"I know Pennsylvania is going to put Mitt Romney over the top," Brooks told the audience, drawing cheers.
Fleischer said that if Romney can manage to win 30 percent of the Jewish vote locally, he'll win Pennsylvania. Four years ago, John McCain captured 22 percent of the Jewish vote nationally.
Though national surveys of Jewish voters have consistently shown an overwhelmingly lead for Obama, Jewish Republicans recently got at least one dose of good news.
According to I Vote Israel, an organization devoted to getting ex-pat Americans in the Jewish state to cast absentee ballots, 85 percent of Americans living in Israel cast their ballot for Romney. The group said 80,000 Americans living in Israel would be voting in the election. The survey sample size was 1,500.
Back home, the Gratz auditorium was completely packed and the overwhelming majority of those in attendance appeared to be Romney supporters.
The program had been set to take place down Old York Road at Reform Congregation Keneseth Israel. But the event had to be moved on account of Sandy. Even though the synagogue had its power back, it still lacked heat.
Back in July, more than 1,000 people -- including perhaps 50 or 100 Republicans -- turned out for an Obama event at K.I. that featured U.S. Rep. Allyson Schwartz of Montgomery County and U.S. Rep. Debbie Wasserman Schultz (D-Fl.), chair of the Democratic National Committee.
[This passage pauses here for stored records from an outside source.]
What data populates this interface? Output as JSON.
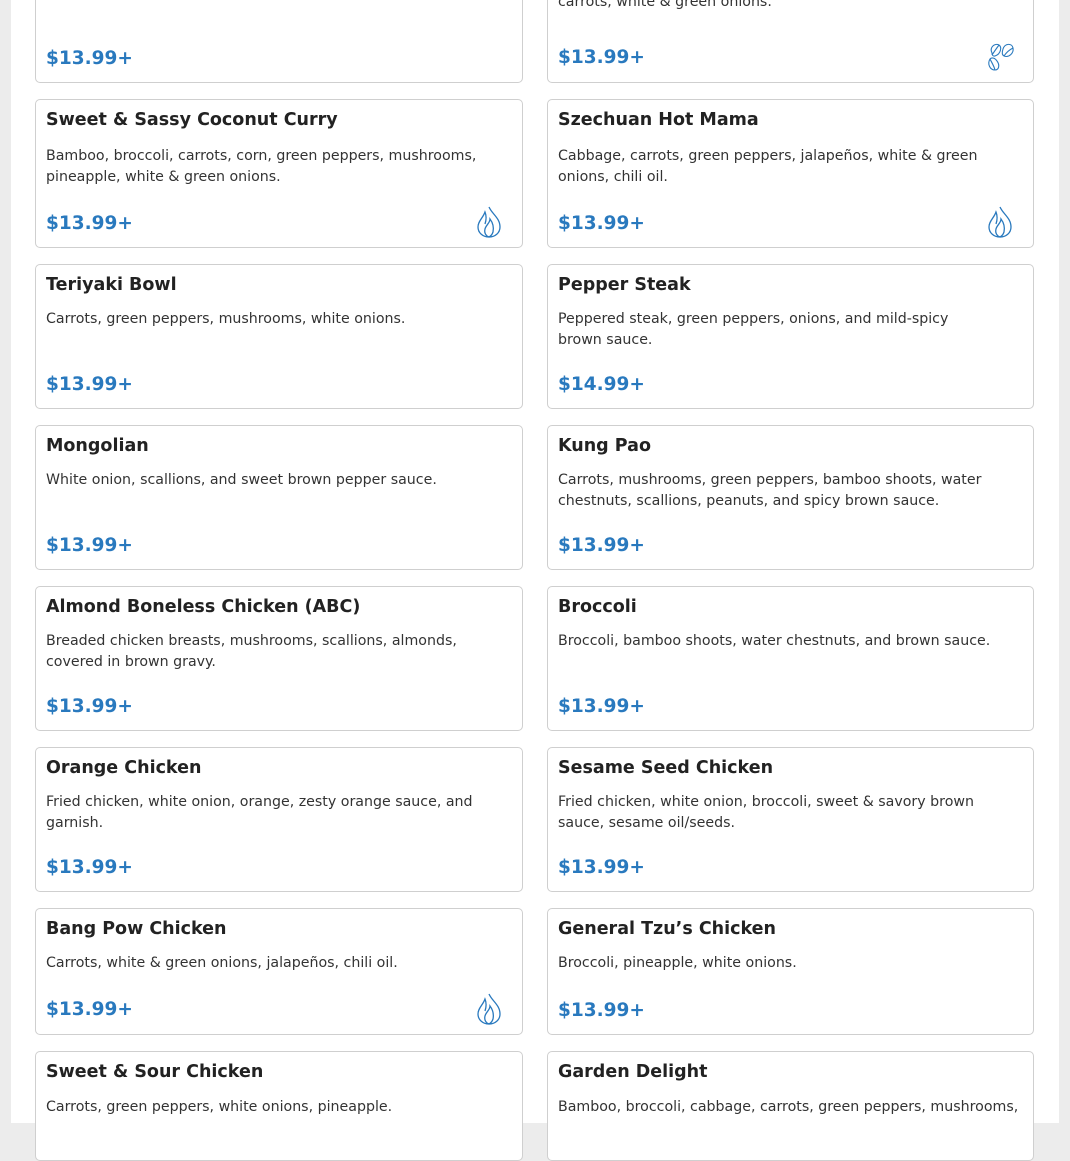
{
  "colors": {
    "price": "#2979be",
    "icon": "#2979be",
    "border": "#cfcfcf"
  },
  "icons": {
    "spicy": "flame-icon",
    "vegetarian": "leaf-icon"
  },
  "menu": {
    "items": [
      {
        "name": "",
        "description": "",
        "price": "$13.99+",
        "icon": null
      },
      {
        "name": "",
        "description": "carrots, white & green onions.",
        "price": "$13.99+",
        "icon": "leaf-icon"
      },
      {
        "name": "Sweet & Sassy Coconut Curry",
        "description": "Bamboo, broccoli, carrots, corn, green peppers, mushrooms, pineapple, white & green onions.",
        "price": "$13.99+",
        "icon": "flame-icon"
      },
      {
        "name": "Szechuan Hot Mama",
        "description": "Cabbage, carrots, green peppers, jalapeños, white & green onions, chili oil.",
        "price": "$13.99+",
        "icon": "flame-icon"
      },
      {
        "name": "Teriyaki Bowl",
        "description": "Carrots, green peppers, mushrooms, white onions.",
        "price": "$13.99+",
        "icon": null
      },
      {
        "name": "Pepper Steak",
        "description": "Peppered steak, green peppers, onions, and mild-spicy brown sauce.",
        "price": "$14.99+",
        "icon": null
      },
      {
        "name": "Mongolian",
        "description": "White onion, scallions, and sweet brown pepper sauce.",
        "price": "$13.99+",
        "icon": null
      },
      {
        "name": "Kung Pao",
        "description": "Carrots, mushrooms, green peppers, bamboo shoots, water chestnuts, scallions, peanuts, and spicy brown sauce.",
        "price": "$13.99+",
        "icon": null
      },
      {
        "name": "Almond Boneless Chicken (ABC)",
        "description": "Breaded chicken breasts, mushrooms, scallions, almonds, covered in brown gravy.",
        "price": "$13.99+",
        "icon": null
      },
      {
        "name": "Broccoli",
        "description": "Broccoli, bamboo shoots, water chestnuts, and brown sauce.",
        "price": "$13.99+",
        "icon": null
      },
      {
        "name": "Orange Chicken",
        "description": "Fried chicken, white onion, orange, zesty orange sauce, and garnish.",
        "price": "$13.99+",
        "icon": null
      },
      {
        "name": "Sesame Seed Chicken",
        "description": "Fried chicken, white onion, broccoli, sweet & savory brown sauce, sesame oil/seeds.",
        "price": "$13.99+",
        "icon": null
      },
      {
        "name": "Bang Pow Chicken",
        "description": "Carrots, white & green onions, jalapeños, chili oil.",
        "price": "$13.99+",
        "icon": "flame-icon"
      },
      {
        "name": "General Tzu’s Chicken",
        "description": "Broccoli, pineapple, white onions.",
        "price": "$13.99+",
        "icon": null
      },
      {
        "name": "Sweet & Sour Chicken",
        "description": "Carrots, green peppers, white onions, pineapple.",
        "price": "",
        "icon": null
      },
      {
        "name": "Garden Delight",
        "description": "Bamboo, broccoli, cabbage, carrots, green peppers, mushrooms,",
        "price": "",
        "icon": null
      }
    ]
  }
}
The synagogue took some criticism for scheduling a Democratic event without having a Republican program lined up, but Rabbi Lance Sussman said that it was always his intention to give national figures from both parties the opportunity to make their case to the synagogue and the wider Jewish community.
"It is a point of civic pride for me that our two programs were the only such open public events for the Jewish community during this critical time in our country's existence," Sussman wrote in an email after the Gratz program. "Although sometimes the road is bumpy, participation in our democracy is a right and a blessing for which we should be thankful and vigilant."
The speakers reiterated the arguments against the president that the RJC has been making throughout the campaign. Both Coleman and Fleischer said that the president's stimulus package and health care law have sent the country into greater debt while doing little to revitalize the economy or improve health care.
While each focused on Israel, they also made broader foreign policy arguments, stating that Obama failed to support the Iranian democracy movement and later lacked a coherent response to the Arab Spring.
"When the Arab spring began, we were caught blind," said Coleman.
There was also a significant amount of time devoted to the administration's reaction to the Sept. 11 attack on the U.S. consulate in Benghazi, Libya.
The program was largely free of the heckling that occurred at the earlier synagogue event: One man shouted out a criticism of the speakers before walking out in the middle of the program.
But Burt Siegel, a leader of the Obama Jewish Outreach PA group, said all was not well at the program, claiming he was harassed when he showed up wearing an Obama button, adding that organizers at first did not want to let him in and later warned him not to cause trouble.
"There is a lack of civility within the Jewish community," stated Siegel, who was the longtime director of the Jewish Community Relations Council and has become active in Democratic politics since his retirement. "The fact that people in the Jewish community are treating each other this way, it's disgusting."
Brooks disputed this account and said the RJC was hoping to attract Obama supporters and undecideds to the event.
"We were trying to market this," he said, "so we weren't just preaching to the converted."